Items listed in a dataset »
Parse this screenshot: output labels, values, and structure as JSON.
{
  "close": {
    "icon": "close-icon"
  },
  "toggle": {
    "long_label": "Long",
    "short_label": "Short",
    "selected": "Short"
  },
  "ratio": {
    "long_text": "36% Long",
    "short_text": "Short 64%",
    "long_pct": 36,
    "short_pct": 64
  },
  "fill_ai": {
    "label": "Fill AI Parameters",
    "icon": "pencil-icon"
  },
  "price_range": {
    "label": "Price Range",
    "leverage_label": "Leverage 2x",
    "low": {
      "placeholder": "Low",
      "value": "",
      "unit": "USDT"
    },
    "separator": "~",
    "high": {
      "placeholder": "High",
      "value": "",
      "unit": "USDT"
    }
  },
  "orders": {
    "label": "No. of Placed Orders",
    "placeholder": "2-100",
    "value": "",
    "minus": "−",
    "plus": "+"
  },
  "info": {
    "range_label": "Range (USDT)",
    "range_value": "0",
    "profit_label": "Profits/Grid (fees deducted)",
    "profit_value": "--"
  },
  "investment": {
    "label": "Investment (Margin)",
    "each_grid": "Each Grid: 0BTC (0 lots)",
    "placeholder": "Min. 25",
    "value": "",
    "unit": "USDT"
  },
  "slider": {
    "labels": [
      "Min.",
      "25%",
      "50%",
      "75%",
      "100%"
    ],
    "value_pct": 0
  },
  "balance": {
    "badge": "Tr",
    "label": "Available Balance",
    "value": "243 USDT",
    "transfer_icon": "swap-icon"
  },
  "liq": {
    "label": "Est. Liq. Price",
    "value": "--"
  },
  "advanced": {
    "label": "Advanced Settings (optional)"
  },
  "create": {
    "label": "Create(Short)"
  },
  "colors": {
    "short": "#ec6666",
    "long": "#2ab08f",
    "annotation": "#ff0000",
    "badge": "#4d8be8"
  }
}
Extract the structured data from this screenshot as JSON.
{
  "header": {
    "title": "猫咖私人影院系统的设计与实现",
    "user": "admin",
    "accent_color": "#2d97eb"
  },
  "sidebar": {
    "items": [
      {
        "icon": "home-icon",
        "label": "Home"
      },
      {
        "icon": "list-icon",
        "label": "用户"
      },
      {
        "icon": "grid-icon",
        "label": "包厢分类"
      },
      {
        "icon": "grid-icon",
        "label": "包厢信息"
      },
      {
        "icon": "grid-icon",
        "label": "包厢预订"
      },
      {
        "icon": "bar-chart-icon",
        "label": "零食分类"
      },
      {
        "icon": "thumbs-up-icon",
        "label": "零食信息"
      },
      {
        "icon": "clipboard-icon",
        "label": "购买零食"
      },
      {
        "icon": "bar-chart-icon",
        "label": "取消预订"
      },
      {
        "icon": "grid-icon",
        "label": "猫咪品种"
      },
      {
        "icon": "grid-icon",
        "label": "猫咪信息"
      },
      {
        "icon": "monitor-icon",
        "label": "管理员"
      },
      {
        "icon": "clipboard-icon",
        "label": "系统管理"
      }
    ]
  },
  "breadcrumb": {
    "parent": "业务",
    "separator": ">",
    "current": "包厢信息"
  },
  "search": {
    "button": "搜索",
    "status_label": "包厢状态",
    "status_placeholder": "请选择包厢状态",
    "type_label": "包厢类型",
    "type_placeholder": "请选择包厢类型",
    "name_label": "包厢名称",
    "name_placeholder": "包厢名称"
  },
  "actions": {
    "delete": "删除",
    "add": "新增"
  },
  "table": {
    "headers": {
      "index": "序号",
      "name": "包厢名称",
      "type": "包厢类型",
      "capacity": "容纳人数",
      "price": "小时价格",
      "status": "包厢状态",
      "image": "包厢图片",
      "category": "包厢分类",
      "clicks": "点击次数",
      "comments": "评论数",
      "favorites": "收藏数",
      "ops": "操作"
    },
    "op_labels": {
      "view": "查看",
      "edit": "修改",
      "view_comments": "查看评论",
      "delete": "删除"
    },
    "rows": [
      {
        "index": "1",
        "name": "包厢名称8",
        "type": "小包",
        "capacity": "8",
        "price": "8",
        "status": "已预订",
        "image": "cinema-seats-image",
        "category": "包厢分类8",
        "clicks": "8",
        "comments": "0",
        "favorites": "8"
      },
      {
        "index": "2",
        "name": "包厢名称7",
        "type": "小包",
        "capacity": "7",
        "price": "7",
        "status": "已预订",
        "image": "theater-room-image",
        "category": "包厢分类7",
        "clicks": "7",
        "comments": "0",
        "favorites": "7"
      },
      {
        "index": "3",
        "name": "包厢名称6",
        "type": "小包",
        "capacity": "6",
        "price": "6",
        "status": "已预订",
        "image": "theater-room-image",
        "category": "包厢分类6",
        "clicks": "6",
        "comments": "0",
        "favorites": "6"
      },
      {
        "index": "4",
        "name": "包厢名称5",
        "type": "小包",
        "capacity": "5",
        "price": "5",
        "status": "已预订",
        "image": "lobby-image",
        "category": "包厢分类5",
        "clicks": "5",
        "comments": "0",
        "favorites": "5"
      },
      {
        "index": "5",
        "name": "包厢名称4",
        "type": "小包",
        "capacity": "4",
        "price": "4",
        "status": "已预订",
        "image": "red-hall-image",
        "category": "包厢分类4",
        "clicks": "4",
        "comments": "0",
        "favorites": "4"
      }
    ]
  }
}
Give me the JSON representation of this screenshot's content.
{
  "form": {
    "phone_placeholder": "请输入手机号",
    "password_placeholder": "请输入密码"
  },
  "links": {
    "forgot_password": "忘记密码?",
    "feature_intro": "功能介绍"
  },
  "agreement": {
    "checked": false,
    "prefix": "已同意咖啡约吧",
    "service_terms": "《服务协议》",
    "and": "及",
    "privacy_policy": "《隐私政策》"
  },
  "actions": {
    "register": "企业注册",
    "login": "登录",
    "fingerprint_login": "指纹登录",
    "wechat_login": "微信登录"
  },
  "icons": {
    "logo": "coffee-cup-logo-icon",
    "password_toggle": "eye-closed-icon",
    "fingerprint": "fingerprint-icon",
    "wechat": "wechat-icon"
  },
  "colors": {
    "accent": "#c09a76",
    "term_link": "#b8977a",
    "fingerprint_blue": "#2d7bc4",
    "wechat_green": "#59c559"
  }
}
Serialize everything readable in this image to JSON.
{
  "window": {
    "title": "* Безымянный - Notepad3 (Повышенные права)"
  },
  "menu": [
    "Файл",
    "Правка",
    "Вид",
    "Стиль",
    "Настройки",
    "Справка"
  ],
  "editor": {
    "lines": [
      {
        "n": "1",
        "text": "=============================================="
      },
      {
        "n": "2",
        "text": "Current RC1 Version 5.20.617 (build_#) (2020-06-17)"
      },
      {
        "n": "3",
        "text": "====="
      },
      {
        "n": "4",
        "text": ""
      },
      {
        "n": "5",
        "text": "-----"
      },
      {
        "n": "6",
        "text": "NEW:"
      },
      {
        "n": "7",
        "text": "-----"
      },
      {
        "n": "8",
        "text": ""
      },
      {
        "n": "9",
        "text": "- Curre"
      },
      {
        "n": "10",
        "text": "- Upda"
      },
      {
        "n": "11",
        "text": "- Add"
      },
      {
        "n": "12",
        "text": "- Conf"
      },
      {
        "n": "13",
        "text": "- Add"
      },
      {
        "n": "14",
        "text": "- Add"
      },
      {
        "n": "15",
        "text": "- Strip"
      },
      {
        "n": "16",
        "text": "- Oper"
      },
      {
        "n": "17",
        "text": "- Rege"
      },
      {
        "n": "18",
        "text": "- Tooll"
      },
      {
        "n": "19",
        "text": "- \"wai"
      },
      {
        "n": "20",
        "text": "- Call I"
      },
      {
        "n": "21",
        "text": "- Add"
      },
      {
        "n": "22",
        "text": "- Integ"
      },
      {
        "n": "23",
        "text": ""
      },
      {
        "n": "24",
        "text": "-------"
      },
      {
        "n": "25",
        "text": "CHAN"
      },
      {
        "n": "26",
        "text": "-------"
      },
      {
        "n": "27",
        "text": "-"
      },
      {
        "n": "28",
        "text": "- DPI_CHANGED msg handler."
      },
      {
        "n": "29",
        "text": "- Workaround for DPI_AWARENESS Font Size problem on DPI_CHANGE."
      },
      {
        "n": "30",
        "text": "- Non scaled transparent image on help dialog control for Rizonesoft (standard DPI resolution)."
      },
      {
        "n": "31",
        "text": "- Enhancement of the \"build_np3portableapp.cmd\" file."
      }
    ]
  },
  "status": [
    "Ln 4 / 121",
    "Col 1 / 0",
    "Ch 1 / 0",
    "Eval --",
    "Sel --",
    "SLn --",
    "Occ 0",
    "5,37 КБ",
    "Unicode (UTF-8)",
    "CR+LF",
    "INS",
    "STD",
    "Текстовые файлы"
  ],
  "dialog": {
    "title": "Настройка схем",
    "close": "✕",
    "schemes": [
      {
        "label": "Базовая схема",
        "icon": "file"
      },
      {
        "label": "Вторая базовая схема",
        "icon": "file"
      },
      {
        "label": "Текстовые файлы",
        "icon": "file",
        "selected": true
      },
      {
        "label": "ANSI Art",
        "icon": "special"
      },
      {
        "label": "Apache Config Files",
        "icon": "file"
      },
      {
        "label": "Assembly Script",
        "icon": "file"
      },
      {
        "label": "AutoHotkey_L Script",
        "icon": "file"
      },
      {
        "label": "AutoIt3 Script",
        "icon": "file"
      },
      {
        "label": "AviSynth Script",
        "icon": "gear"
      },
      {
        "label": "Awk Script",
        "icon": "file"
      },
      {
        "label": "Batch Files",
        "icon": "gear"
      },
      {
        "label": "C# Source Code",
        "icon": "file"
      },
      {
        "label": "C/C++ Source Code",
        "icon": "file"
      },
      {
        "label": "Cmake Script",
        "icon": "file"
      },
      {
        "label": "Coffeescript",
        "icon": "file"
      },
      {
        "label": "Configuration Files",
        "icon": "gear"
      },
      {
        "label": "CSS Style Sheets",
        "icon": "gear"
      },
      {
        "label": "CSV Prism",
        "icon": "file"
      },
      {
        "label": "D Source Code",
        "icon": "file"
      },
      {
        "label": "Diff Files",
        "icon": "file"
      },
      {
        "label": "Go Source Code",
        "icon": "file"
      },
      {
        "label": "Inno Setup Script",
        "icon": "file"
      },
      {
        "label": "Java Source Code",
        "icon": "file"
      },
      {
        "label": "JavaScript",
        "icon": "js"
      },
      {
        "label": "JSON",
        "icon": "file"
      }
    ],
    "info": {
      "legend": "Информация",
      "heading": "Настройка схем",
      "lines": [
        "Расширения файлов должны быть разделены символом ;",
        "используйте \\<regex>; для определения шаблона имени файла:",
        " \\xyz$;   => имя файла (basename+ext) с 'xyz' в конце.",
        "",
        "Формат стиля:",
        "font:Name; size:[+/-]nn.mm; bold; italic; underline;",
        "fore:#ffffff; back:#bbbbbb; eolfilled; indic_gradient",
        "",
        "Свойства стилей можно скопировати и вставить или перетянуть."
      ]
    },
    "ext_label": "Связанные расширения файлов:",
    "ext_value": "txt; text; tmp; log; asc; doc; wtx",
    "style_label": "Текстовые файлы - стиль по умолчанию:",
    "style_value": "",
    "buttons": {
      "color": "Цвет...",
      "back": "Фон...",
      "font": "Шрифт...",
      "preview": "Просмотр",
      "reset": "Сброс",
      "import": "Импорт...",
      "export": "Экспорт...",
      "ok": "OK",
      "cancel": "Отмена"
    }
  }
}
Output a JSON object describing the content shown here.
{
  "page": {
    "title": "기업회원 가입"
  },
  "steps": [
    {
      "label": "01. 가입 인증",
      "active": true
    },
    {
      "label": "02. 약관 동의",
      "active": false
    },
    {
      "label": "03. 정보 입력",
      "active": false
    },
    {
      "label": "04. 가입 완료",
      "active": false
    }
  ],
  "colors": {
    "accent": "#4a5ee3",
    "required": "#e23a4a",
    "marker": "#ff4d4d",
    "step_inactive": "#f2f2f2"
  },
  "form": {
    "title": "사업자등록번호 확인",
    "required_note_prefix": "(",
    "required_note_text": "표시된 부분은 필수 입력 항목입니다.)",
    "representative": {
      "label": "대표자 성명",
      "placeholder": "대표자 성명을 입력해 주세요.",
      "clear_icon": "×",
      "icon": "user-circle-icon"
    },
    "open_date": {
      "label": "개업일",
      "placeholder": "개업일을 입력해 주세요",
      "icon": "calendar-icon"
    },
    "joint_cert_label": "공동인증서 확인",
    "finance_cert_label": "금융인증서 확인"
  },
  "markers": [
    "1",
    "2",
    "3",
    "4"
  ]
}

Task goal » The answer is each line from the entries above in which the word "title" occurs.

Response below »
    "title": "猫咖私人影院系统的设计与实现",
    "title": "* Безымянный - Notepad3 (Повышенные права)"
    "title": "Настройка схем",
    "title": "기업회원 가입"
    "title": "사업자등록번호 확인",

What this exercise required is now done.